Why are female gamers being overlooked in the marketing industry?
It’s almost common knowledge that the gaming industry is on the rise. There’s no doubt, a plethora of brands have jumped on the opportunity the industry has to offer. Fast-food titans, KFC, are a notable example, and curiously, coffee giants Lavazza have joined the party in recent weeks.
Therefore, this raises a question: if brands know about the potential of gaming, why are they not utilising the female gamer market?
Admittedly, at Kairos Media, we love insight! So uncovering the facts about female gamers was our mission.
Potentially, the lack of marketing is due the industry not quite understanding their female gamer audience. However, the attempts to recognise it are rising, especially since the pandemic. As the world went into lockdown, there has been a 22% relative increase in search interest around the term ‘gamer girl’. As people stay at home, this topic is becoming more popular, and people are more intrigued to know what it entails to become a ‘gamer girl’.
No! Our research indicates much to the contrary. In fact, in 2020, there has been an explosion in online conversations amongst less traditional gaming communities and female gamers have found their voice online, keener than ever to share their gaming experiences.
Lady Gaga, Halo… It seems the conversation is growing whether it's those who you’d expect, or those you wouldn’t.
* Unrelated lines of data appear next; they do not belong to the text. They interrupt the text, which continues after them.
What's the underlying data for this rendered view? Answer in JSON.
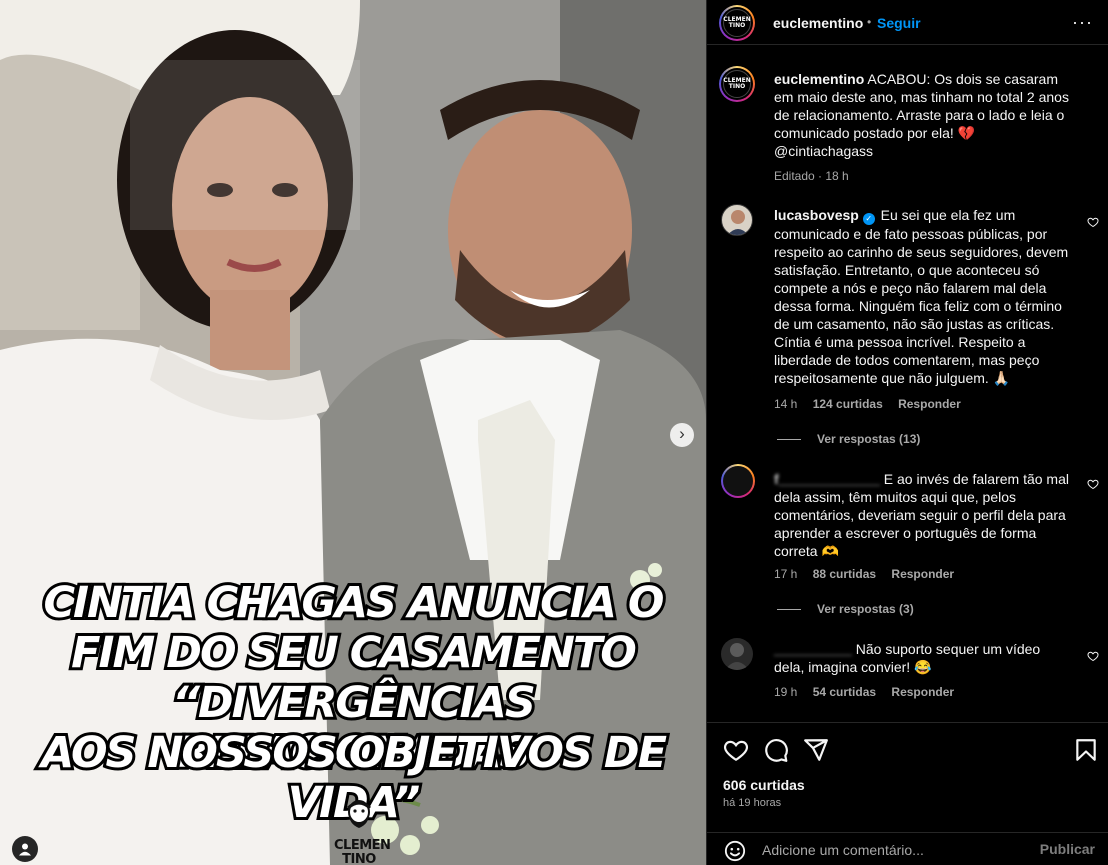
{
  "post": {
    "media": {
      "headline_lines": [
        "CINTIA CHAGAS ANUNCIA O",
        "FIM DO SEU CASAMENTO",
        "“DIVERGÊNCIAS RELACIONADAS",
        "AOS NOSSOS OBJETIVOS DE VIDA”"
      ],
      "watermark_text": "CLEMEN",
      "watermark_sub": "TINO",
      "next_glyph": "›"
    },
    "header": {
      "username": "euclementino",
      "separator": "•",
      "follow_label": "Seguir",
      "more_glyph": "···",
      "avatar_logo_top": "CLEMEN",
      "avatar_logo_bottom": "TINO"
    },
    "caption": {
      "username": "euclementino",
      "text": "ACABOU: Os dois se casaram em maio deste ano, mas tinham no total 2 anos de relacionamento. Arraste para o lado e leia o comunicado postado por ela! 💔 @cintiachagass",
      "meta": "Editado · 18 h"
    },
    "comments": [
      {
        "username": "lucasbovesp",
        "text": "Eu sei que ela fez um comunicado e de fato pessoas públicas, por respeito ao carinho de seus seguidores, devem satisfação. Entretanto, o que aconteceu só compete a nós e peço não falarem mal dela dessa forma. Ninguém fica feliz com o término de um casamento, não são justas as críticas. Cíntia é uma pessoa incrível. Respeito a liberdade de todos comentarem, mas peço respeitosamente que não julguem. 🙏🏻",
        "time": "14 h",
        "likes": "124 curtidas",
        "reply_label": "Responder",
        "replies": "Ver respostas (13)"
      },
      {
        "username": "f_____________",
        "text": "E ao invés de falarem tão mal dela assim, têm muitos aqui que, pelos comentários, deveriam seguir o perfil dela para aprender a escrever o português de forma correta 🫶",
        "time": "17 h",
        "likes": "88 curtidas",
        "reply_label": "Responder",
        "replies": "Ver respostas (3)"
      },
      {
        "username": "__________",
        "text": "Não suporto sequer um vídeo dela, imagina convier! 😂",
        "time": "19 h",
        "likes": "54 curtidas",
        "reply_label": "Responder"
      }
    ],
    "footer": {
      "likes": "606 curtidas",
      "time": "há 19 horas",
      "comment_placeholder": "Adicione um comentário...",
      "publish_label": "Publicar"
    }
  },
  "colors": {
    "background": "#000000",
    "accent": "#0095f6",
    "muted_text": "#a8a8a8",
    "divider": "#262626"
  },
  "icons": [
    "next-arrow-icon",
    "user-tag-icon",
    "more-options-icon",
    "verified-badge-icon",
    "heart-icon",
    "comment-icon",
    "share-icon",
    "bookmark-icon",
    "emoji-icon"
  ]
}
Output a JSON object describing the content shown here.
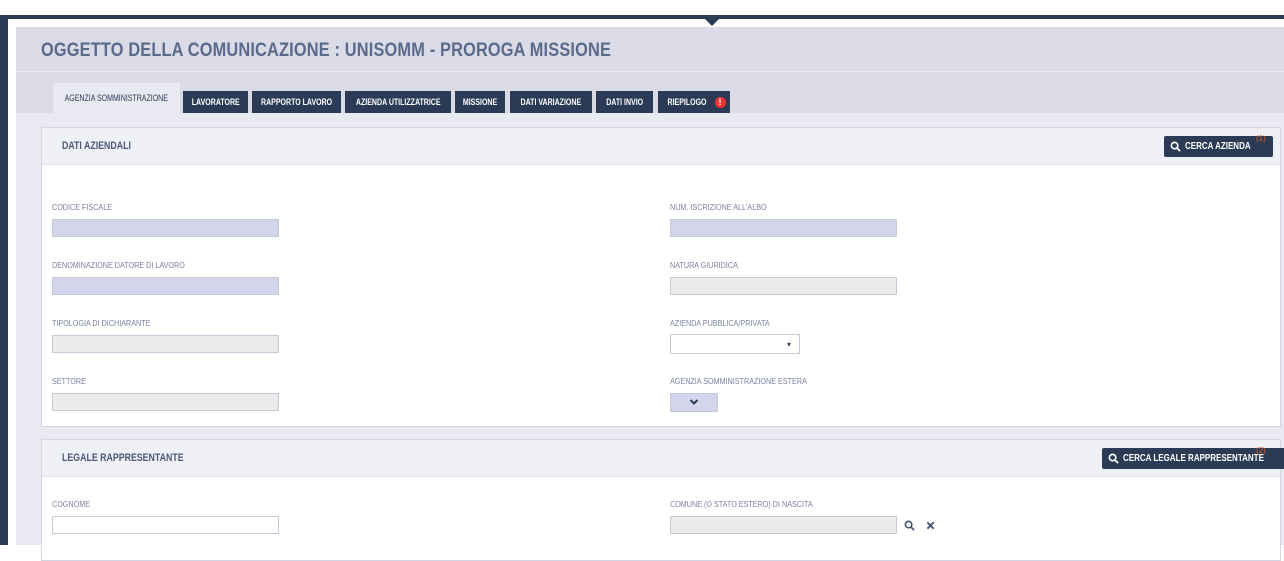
{
  "header": {
    "title": "OGGETTO DELLA COMUNICAZIONE : UNISOMM - PROROGA MISSIONE"
  },
  "tabs": [
    {
      "label": "AGENZIA SOMMINISTRAZIONE",
      "active": true
    },
    {
      "label": "LAVORATORE",
      "active": false
    },
    {
      "label": "RAPPORTO LAVORO",
      "active": false
    },
    {
      "label": "AZIENDA UTILIZZATRICE",
      "active": false
    },
    {
      "label": "MISSIONE",
      "active": false
    },
    {
      "label": "DATI VARIAZIONE",
      "active": false
    },
    {
      "label": "DATI INVIO",
      "active": false
    },
    {
      "label": "RIEPILOGO",
      "active": false,
      "alert": "!"
    }
  ],
  "dati_aziendali": {
    "title": "DATI AZIENDALI",
    "search_label": "CERCA AZIENDA",
    "search_note": "(1)",
    "fields": {
      "codice_fiscale": {
        "label": "CODICE FISCALE",
        "value": ""
      },
      "num_iscrizione": {
        "label": "NUM. ISCRIZIONE ALL'ALBO",
        "value": ""
      },
      "denominazione": {
        "label": "DENOMINAZIONE DATORE DI LAVORO",
        "value": ""
      },
      "natura_giuridica": {
        "label": "NATURA GIURIDICA",
        "value": ""
      },
      "tipologia": {
        "label": "TIPOLOGIA DI DICHIARANTE",
        "value": ""
      },
      "pubblica_privata": {
        "label": "AZIENDA PUBBLICA/PRIVATA",
        "value": ""
      },
      "settore": {
        "label": "SETTORE",
        "value": ""
      },
      "agenzia_estera": {
        "label": "AGENZIA SOMMINISTRAZIONE ESTERA",
        "value": ""
      }
    }
  },
  "legale_rappresentante": {
    "title": "LEGALE RAPPRESENTANTE",
    "search_label": "CERCA LEGALE RAPPRESENTANTE",
    "search_note": "(2)",
    "fields": {
      "cognome": {
        "label": "COGNOME",
        "value": ""
      },
      "comune_nascita": {
        "label": "COMUNE (O STATO ESTERO) DI NASCITA",
        "value": ""
      }
    }
  },
  "icons": {
    "search": "search-icon",
    "clear": "close-icon",
    "dropdown": "chevron-down-icon"
  },
  "colors": {
    "primary": "#2b3a55",
    "panel": "#dadbe7",
    "field_highlight": "#d3d5ea",
    "alert": "#e33333"
  }
}
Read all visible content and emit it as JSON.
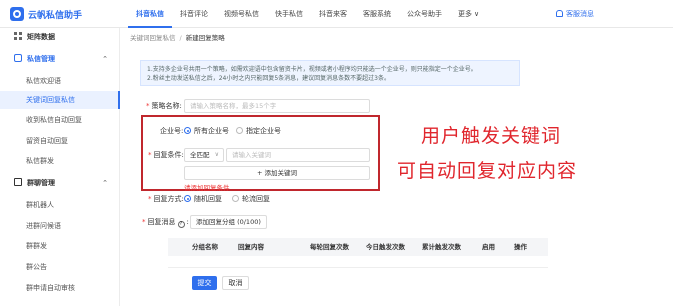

Over the past 2 years, we estimate there have been 710,944 mentions online using these hashtags:
#femalegamer, #girlswhogame, #girlswhoplayvideogames, #girlgamer, #femalegamer, #girlgamer, #gamergirl, #gamerchick, #girlgamer, #womengamers, #womeningaming, #girlgamers
Since the pandemic began, we have seen a 47% increase in the above mentioned hashtags globally. Most impressively, moving from 21k mentions in February to 32k mentions globally at its peak, in July 2020.
Notably, not only has there been an upturn in mentions but also, support. In terms of growing trends within the gaming world, there is huge amounts of positive sentiment around the hashtags above - the notion around supporting small, female streamers and establishing equality is one met with positivity.
Impressively, big brands have helped bridge the gap between minority and mainstream gamers. Esports league, ‘Super Girl Gamer Pro’, has been running in the US since 2007. Importantly, huge international brands such as Nissan, have been supporting this tournament for a number of years with great sentiment.
Samsung and Vodafone are two notable brands who have supported female gamers. In Brazil, the percentage of female gamers to male is 53.6%, however, there is still a great deal of harassment in the community. Samsung’s excellently executed documentary shined a light on the prejudice, inspiring thousands.
Vodafone España has taken forward its involvement in esports by sponsoring the creation of a new all-female esports team that will compete in Counter Strike: Global Offensive (CS:GO) competitions.
How are female gamers interacting?
Although esports specifically, is still a male dominated interest, the last quarter saw a 22% rise in female interest in esports.
Interestingly, while mobile gaming is popular across the board, female gamers are more likely to favour mobile platforms than males, which is reflected in the most popular gaming genres for these genders as well. Candy Crush is by far and away the most popular game amongst females globally.
However, it may be surprising to some that the female demographic hold 37% of the total gaming market. In Q3 2020, the highest proportion of females interested in gaming was coming from Latin America, however Europe was the 2nd highest region.
Other estimates from Newzoo, suggest female gamers have risen up to 47% of the market, slowly growing over time… Estimating the global market of gamers, also from Newzoo, there are 2.31bn gamers, which means there are potentially over 1bn female gamers in total.
Surely, a more aggressive marketing campaign tapping specifically into this market is incoming?